--- Material for the task Enclosed Below ---
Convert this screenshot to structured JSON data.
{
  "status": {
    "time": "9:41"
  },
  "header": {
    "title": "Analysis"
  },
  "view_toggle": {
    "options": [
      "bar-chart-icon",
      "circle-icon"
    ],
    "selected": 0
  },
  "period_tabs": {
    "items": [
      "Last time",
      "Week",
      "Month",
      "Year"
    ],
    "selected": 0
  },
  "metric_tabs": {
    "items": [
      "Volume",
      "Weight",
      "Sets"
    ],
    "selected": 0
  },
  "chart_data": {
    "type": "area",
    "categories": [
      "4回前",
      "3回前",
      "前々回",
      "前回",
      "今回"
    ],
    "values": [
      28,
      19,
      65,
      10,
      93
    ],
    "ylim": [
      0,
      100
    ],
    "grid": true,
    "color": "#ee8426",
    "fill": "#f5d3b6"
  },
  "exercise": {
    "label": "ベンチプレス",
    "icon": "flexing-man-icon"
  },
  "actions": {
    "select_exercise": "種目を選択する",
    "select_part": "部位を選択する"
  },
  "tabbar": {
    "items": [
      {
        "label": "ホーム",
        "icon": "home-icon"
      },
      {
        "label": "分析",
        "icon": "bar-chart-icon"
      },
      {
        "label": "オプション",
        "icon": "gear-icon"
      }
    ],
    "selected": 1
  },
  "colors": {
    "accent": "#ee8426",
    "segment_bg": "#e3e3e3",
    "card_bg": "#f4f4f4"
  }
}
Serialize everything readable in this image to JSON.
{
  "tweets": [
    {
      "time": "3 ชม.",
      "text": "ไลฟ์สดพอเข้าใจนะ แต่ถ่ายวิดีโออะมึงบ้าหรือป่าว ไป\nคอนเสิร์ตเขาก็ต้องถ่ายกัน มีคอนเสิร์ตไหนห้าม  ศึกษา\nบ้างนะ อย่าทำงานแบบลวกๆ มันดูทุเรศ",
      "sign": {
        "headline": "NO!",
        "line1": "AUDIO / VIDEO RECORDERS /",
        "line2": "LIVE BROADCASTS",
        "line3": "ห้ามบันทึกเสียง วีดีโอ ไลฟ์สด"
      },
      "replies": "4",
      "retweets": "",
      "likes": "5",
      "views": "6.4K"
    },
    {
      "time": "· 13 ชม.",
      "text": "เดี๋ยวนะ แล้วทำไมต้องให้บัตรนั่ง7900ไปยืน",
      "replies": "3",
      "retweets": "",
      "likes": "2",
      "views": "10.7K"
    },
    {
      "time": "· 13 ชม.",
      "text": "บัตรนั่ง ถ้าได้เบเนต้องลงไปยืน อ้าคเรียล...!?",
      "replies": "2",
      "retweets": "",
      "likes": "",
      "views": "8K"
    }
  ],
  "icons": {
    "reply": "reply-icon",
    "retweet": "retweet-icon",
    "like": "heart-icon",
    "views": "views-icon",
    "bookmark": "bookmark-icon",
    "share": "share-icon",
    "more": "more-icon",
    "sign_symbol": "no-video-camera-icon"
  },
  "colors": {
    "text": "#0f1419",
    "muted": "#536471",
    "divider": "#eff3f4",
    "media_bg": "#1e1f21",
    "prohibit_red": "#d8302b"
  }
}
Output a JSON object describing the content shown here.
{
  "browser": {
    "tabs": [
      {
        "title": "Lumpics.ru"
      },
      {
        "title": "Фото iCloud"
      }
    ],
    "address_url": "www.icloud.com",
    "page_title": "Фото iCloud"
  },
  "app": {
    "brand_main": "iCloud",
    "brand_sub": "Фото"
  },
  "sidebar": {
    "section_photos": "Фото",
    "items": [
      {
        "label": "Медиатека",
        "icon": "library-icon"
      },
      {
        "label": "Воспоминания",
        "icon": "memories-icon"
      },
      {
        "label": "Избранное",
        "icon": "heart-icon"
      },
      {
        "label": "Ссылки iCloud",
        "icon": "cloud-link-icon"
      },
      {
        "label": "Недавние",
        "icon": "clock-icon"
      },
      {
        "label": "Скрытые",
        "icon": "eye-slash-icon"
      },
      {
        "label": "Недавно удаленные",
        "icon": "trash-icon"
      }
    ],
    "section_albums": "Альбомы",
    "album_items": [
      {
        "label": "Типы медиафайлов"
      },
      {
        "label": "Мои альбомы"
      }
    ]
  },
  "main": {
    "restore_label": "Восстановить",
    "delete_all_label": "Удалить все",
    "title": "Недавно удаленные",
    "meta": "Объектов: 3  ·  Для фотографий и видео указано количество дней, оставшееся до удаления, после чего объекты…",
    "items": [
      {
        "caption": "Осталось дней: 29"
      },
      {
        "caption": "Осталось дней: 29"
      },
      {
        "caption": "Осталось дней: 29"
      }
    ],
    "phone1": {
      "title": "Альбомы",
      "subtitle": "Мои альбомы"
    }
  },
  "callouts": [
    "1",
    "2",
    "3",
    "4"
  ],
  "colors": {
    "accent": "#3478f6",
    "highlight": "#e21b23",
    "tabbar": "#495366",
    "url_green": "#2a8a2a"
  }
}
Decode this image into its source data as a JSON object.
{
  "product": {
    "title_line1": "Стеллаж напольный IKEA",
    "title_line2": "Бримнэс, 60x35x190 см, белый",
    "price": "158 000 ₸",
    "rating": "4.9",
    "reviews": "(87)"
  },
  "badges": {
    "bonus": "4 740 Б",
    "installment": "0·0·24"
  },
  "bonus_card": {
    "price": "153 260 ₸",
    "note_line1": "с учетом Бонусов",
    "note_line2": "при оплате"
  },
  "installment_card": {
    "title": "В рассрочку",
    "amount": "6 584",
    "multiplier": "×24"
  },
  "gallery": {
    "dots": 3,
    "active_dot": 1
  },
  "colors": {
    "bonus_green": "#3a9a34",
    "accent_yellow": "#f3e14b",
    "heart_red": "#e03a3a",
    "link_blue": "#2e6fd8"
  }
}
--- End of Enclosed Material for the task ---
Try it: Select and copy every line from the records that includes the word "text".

Output for this task:
      "text": "ไลฟ์สดพอเข้าใจนะ แต่ถ่ายวิดีโออะมึงบ้าหรือป่าว ไป\nคอนเสิร์ตเขาก็ต้องถ่ายกัน มีคอนเสิร์ตไหนห้าม  ศึกษา\nบ้างนะ อย่าทำงานแบบลวกๆ มันดูทุเรศ",
      "text": "เดี๋ยวนะ แล้วทำไมต้องให้บัตรนั่ง7900ไปยืน",
      "text": "บัตรนั่ง ถ้าได้เบเนต้องลงไปยืน อ้าคเรียล...!?",
    "text": "#0f1419",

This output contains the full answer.